"Drop it!" The flame bites my skin. "Drop it now!" I gag on a cry of pain. It's going to consume the flax and spread across my skin. My brothers are beautiful, and how they'll smell. My hand will catch on fire, and I'll wave it in the air like a shooting star. I should let it burn. "They'd want you to drop it." They wouldn't. I do.
The birch wood crackles as the flame runs along it. Maitimo and I step back as it hurries across the pyre, and after several minutes rears up into full conflagration. The heat of it blows onto our faces as if we're standing by a bellows. My father's. Though his own soul devoured him, he wouldn't have believed in pyres.
I would I were weeping. I would that my hand hurt.
"If only," murmurs Maitimo, and I can no longer hear his tears. He doesn't need to say the rest: if only this weren't the beginning of their hell. Or if only it were. But isn't ours, either.
I glance down at the stinging salmon patch on my palm as the horrible meat-smell begins to rise. I cover my nose with my good hand, and find I dropped the chalcedony on the pyre, as well. I don't care. I look at Maitimo; his cheeks are dry, blood and grime still coating them like a painted clay mask.
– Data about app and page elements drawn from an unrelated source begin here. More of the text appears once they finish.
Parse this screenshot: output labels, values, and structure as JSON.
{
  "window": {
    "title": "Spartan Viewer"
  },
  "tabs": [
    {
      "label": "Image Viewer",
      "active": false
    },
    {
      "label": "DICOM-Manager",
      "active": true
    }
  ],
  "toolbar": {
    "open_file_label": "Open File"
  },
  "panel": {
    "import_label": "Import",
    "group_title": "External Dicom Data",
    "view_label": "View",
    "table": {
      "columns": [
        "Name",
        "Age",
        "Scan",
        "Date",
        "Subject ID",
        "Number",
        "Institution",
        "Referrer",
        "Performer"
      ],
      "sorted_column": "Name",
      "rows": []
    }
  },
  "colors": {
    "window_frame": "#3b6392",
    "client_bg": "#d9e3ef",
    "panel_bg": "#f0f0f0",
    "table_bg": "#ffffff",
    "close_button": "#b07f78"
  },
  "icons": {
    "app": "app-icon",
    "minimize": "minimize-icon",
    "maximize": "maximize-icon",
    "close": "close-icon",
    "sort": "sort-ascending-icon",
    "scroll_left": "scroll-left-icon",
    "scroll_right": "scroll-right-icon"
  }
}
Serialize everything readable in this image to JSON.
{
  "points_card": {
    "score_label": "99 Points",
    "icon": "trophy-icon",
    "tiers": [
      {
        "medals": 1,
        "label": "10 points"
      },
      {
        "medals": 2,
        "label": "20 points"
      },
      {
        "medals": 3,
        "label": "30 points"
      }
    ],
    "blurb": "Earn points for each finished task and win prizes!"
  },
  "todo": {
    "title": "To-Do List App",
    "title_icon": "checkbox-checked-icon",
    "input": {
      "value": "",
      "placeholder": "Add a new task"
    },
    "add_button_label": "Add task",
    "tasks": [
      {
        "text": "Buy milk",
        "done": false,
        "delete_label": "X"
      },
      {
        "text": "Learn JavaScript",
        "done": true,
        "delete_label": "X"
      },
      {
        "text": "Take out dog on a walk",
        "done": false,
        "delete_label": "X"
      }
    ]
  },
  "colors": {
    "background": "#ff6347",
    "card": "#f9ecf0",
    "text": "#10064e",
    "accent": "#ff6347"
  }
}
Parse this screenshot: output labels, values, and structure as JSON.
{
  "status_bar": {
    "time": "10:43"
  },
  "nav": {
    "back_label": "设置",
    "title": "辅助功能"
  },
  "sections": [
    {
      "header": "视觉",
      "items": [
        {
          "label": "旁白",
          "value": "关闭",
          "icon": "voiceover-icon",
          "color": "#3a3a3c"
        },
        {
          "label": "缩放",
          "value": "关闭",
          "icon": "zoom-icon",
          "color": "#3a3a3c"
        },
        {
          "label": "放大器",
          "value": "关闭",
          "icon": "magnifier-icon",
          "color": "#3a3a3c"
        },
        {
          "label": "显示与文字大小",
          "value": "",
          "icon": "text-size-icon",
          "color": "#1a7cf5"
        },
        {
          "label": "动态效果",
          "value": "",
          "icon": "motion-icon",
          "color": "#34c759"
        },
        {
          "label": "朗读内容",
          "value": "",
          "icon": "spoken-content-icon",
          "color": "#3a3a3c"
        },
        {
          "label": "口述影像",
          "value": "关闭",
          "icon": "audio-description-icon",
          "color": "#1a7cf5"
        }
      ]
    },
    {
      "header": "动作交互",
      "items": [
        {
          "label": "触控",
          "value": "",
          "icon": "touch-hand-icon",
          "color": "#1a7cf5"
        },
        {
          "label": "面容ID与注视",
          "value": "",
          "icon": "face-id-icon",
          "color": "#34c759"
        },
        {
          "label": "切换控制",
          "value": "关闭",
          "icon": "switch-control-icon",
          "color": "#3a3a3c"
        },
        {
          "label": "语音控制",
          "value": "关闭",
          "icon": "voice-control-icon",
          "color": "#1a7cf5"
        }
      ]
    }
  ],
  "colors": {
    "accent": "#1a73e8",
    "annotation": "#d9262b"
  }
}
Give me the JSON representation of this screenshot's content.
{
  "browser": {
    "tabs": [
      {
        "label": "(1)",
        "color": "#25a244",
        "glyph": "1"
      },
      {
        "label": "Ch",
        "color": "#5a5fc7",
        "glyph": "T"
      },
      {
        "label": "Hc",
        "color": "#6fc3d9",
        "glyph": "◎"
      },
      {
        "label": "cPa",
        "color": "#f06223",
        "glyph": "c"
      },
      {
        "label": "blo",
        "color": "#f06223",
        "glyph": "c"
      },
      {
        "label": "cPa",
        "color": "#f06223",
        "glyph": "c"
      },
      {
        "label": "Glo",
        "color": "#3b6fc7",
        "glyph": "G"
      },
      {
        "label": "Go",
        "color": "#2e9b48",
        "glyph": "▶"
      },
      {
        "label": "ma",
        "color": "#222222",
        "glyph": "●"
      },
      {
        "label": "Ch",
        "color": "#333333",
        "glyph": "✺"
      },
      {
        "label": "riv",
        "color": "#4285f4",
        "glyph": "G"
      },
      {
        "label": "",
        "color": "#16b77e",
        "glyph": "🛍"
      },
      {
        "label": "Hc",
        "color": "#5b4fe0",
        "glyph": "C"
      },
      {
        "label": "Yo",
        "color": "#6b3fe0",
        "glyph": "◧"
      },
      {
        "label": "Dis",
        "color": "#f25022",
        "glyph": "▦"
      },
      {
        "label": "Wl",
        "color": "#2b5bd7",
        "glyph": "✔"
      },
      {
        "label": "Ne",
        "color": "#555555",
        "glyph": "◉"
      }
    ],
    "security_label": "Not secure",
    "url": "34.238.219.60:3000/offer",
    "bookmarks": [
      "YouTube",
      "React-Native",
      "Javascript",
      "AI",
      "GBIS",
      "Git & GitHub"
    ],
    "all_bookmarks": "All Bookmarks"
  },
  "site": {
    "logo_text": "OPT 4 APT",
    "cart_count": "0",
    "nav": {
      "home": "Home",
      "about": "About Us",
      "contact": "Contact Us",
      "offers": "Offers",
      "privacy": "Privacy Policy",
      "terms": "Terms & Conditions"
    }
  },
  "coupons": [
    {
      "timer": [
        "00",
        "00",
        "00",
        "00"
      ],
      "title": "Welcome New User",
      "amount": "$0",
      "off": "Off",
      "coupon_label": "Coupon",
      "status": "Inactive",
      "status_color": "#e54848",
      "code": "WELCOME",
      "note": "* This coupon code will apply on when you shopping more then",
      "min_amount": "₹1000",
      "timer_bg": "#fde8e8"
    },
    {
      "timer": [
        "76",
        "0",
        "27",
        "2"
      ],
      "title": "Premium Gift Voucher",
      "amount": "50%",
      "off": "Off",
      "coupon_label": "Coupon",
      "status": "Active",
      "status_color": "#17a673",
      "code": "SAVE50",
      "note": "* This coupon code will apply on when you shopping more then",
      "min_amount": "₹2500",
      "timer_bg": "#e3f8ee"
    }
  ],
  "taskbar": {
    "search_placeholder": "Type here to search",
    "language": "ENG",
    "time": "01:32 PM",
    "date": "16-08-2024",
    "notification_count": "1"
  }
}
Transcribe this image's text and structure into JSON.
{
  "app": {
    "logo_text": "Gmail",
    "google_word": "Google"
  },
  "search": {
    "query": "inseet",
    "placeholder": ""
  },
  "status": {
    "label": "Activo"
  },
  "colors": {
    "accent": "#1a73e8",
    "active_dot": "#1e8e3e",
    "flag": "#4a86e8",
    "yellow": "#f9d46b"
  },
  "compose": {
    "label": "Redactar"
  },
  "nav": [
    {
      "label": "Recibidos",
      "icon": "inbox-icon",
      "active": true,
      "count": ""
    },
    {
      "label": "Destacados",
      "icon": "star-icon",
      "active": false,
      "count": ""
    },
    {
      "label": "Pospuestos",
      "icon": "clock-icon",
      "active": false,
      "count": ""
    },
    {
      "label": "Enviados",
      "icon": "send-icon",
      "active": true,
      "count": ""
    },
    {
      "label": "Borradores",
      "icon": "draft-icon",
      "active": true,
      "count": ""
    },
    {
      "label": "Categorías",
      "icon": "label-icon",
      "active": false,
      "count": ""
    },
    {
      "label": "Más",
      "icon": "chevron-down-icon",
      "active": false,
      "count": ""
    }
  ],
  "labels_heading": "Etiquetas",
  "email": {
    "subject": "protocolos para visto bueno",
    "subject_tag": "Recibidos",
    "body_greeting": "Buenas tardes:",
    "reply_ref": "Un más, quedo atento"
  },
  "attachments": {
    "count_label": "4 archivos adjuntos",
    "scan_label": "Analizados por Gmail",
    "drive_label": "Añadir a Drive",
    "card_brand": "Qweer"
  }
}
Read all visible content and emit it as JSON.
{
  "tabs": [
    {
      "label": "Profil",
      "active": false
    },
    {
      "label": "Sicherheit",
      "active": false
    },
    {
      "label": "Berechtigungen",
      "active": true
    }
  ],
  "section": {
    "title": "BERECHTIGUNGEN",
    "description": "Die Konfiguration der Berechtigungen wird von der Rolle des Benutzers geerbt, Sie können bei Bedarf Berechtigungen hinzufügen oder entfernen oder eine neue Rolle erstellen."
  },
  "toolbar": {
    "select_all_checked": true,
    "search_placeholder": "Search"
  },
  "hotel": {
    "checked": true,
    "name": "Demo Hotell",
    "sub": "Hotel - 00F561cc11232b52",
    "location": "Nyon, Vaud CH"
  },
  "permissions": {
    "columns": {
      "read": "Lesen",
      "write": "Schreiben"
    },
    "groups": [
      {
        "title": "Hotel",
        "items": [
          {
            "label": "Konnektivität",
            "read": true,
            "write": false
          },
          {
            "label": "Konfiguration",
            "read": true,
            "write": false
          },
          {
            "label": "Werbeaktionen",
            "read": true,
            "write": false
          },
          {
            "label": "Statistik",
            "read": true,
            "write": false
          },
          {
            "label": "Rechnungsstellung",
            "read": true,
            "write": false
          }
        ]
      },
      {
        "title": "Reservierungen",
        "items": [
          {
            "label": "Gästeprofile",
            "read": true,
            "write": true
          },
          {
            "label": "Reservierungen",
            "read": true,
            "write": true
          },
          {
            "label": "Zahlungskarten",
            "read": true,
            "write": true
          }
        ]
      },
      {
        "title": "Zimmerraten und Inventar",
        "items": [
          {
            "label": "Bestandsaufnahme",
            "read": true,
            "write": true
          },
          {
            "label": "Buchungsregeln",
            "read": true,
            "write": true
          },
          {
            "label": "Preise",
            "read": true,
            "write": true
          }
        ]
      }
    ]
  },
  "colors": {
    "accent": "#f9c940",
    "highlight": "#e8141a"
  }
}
I would he were weeping. Then I'd think us both more alive.
The cliffs stand behind us, permanent as damnation, like pedestals for the periwinkle dusk sky. Our brothers burn before us with a nauseating stench. We stand and watch un-weeping, a pair of undead, immortal things. I feel like a fëa spurning Námo's summons, a stalactite growing down into an abyss, a tumor that always re-forms, a black hole chewing up galaxies.
"How long do you think it will take us?" I ask my brother as the fire feasts on.
"To join them?" He purses his lips. "I thought we had already."
We live in a downward spiral of smaller and smaller vortices, and one day they'll shrink me till I forget how to sing. The raw burn on my palm throbs at last. I trace the shapes of notes on it, stem by stem, dot by dot, gently, madly. The dermis tingles and stings.
The invisible composition doesn't stop; I hear it in my mind, each note played in a minor key on a double-strung harp. It's a dirge without lyrics; it weeps over me and in my place, for I must think and never sing. If I live a song, I'll get no coda, just a decrescendo. My life is a story without an end.